RAW DATA Start Marker

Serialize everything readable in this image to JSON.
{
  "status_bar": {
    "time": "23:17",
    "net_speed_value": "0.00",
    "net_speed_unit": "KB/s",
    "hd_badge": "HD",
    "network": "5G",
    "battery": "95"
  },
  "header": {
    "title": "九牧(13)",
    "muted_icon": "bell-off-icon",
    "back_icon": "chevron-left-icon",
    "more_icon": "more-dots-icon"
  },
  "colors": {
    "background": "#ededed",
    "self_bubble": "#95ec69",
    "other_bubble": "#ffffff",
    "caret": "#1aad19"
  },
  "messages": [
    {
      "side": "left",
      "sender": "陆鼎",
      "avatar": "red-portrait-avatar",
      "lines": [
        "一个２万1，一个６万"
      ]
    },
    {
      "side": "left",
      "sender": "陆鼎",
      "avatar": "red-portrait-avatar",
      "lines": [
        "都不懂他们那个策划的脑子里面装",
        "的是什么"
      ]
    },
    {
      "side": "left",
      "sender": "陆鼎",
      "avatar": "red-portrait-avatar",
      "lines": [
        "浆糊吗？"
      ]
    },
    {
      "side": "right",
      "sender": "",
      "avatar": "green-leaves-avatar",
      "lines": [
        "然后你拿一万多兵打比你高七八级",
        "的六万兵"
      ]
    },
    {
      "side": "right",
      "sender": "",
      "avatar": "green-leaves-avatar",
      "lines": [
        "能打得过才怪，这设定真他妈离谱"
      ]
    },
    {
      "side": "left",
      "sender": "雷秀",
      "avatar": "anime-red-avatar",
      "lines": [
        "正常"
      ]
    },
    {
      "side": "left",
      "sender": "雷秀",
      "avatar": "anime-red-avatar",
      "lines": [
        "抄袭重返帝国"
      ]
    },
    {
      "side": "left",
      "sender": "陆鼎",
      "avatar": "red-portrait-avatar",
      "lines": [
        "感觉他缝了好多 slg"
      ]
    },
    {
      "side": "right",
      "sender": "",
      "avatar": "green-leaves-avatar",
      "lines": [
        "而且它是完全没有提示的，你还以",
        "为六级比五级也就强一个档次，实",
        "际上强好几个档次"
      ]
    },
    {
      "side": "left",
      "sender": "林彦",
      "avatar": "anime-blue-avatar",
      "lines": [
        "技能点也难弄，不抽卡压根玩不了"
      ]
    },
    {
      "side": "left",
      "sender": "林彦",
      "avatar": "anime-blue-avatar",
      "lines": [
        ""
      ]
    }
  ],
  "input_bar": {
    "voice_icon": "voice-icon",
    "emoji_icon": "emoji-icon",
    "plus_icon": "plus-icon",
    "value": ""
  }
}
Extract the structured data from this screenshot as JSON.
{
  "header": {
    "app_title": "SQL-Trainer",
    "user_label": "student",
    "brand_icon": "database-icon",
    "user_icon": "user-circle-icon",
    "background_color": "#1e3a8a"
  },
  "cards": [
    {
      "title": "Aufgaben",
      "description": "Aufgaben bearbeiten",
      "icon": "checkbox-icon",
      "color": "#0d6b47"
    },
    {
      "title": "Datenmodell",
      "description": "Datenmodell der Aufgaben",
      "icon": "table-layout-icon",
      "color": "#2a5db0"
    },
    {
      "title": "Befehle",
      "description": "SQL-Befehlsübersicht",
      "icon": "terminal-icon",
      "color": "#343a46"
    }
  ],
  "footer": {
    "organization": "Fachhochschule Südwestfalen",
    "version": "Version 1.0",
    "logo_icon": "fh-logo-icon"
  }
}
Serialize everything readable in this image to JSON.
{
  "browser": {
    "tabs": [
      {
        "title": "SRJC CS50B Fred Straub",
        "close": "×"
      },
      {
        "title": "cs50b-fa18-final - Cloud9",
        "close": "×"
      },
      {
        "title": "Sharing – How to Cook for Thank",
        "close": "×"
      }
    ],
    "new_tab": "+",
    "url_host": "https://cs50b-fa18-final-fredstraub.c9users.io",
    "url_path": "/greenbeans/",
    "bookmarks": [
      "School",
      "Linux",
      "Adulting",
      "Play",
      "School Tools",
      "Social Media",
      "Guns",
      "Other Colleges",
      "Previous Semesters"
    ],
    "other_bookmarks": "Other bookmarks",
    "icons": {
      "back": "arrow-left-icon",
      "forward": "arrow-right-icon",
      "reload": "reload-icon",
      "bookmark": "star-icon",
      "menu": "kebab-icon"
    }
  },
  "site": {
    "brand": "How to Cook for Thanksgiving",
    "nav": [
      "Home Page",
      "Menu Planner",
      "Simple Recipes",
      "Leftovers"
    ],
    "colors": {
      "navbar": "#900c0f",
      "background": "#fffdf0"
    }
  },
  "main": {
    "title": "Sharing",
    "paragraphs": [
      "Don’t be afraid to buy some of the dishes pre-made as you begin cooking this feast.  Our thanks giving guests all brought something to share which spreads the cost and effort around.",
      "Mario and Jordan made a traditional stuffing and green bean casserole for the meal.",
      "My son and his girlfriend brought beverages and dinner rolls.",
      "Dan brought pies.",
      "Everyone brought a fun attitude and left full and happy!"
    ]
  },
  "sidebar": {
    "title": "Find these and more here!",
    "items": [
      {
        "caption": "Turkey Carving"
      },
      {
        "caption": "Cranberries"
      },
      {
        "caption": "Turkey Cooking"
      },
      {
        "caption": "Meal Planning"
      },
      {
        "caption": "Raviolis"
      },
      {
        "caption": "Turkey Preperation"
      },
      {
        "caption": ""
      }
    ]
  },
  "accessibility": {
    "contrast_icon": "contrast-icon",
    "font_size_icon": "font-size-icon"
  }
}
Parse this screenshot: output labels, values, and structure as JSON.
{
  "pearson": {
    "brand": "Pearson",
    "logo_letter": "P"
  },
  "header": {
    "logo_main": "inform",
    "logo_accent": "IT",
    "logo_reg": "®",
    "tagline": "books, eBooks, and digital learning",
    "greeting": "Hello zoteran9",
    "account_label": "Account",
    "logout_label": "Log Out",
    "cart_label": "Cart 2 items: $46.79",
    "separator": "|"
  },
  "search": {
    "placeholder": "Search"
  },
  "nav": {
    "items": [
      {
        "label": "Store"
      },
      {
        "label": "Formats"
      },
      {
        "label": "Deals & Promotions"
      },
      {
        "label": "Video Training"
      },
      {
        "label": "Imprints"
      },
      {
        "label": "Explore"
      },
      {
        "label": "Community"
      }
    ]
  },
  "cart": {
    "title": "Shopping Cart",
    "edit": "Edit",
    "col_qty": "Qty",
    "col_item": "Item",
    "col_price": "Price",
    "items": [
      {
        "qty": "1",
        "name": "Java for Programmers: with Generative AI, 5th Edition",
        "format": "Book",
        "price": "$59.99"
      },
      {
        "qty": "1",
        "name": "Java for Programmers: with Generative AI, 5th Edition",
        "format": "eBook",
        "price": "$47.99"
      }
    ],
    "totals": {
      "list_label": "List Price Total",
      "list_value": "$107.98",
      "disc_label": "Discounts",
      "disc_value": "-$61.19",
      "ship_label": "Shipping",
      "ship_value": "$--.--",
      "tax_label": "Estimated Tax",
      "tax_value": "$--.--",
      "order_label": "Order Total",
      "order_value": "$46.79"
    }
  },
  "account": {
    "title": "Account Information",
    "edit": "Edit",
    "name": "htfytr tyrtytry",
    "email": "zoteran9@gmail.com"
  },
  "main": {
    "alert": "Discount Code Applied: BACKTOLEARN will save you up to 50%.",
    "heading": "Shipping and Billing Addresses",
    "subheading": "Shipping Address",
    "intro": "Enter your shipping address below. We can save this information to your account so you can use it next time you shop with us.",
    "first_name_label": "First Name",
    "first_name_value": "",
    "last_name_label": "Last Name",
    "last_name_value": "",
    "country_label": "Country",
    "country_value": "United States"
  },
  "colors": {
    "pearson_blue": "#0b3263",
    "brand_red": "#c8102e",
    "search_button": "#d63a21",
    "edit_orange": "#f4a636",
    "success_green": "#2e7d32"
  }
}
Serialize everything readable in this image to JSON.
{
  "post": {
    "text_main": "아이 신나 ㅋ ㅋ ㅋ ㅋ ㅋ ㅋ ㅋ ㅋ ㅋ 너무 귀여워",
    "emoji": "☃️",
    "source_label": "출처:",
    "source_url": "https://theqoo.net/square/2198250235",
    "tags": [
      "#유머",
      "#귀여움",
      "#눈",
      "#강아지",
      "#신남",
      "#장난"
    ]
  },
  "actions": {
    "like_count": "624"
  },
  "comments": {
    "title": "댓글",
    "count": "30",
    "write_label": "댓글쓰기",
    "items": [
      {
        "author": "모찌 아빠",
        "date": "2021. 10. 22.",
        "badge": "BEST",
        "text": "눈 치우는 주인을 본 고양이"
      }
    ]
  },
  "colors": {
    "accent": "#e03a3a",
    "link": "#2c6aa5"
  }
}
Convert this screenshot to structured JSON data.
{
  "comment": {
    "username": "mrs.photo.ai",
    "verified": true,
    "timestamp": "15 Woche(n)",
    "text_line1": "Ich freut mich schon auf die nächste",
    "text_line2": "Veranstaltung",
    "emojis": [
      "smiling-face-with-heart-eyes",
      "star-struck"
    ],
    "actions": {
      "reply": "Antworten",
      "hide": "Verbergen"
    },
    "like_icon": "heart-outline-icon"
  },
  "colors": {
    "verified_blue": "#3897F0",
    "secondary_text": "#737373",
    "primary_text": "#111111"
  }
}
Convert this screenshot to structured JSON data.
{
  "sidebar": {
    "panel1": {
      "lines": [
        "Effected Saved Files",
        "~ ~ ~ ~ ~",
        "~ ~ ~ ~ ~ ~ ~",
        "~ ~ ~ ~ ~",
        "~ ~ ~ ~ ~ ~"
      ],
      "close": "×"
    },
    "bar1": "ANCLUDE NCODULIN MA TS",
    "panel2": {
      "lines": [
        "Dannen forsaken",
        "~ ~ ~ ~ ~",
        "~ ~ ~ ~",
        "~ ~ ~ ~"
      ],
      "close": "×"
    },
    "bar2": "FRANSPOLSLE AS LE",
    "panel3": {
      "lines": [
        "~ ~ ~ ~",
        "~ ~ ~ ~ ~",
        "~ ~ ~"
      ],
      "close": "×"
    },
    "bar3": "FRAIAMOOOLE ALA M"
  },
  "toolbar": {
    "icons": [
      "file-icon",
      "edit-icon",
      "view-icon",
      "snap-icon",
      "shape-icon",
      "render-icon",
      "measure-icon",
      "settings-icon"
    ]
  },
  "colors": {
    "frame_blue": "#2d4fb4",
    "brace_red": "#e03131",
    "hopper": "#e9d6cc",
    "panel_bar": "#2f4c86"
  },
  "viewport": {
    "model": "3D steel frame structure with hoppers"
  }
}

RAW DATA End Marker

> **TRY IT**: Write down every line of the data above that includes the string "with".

> **SOLUTION TO THIS EXERCISE**:
        "name": "Java for Programmers: with Generative AI, 5th Edition",
        "name": "Java for Programmers: with Generative AI, 5th Edition",
    "intro": "Enter your shipping address below. We can save this information to your account so you can use it next time you shop with us.",
      "smiling-face-with-heart-eyes",
    "model": "3D steel frame structure with hoppers"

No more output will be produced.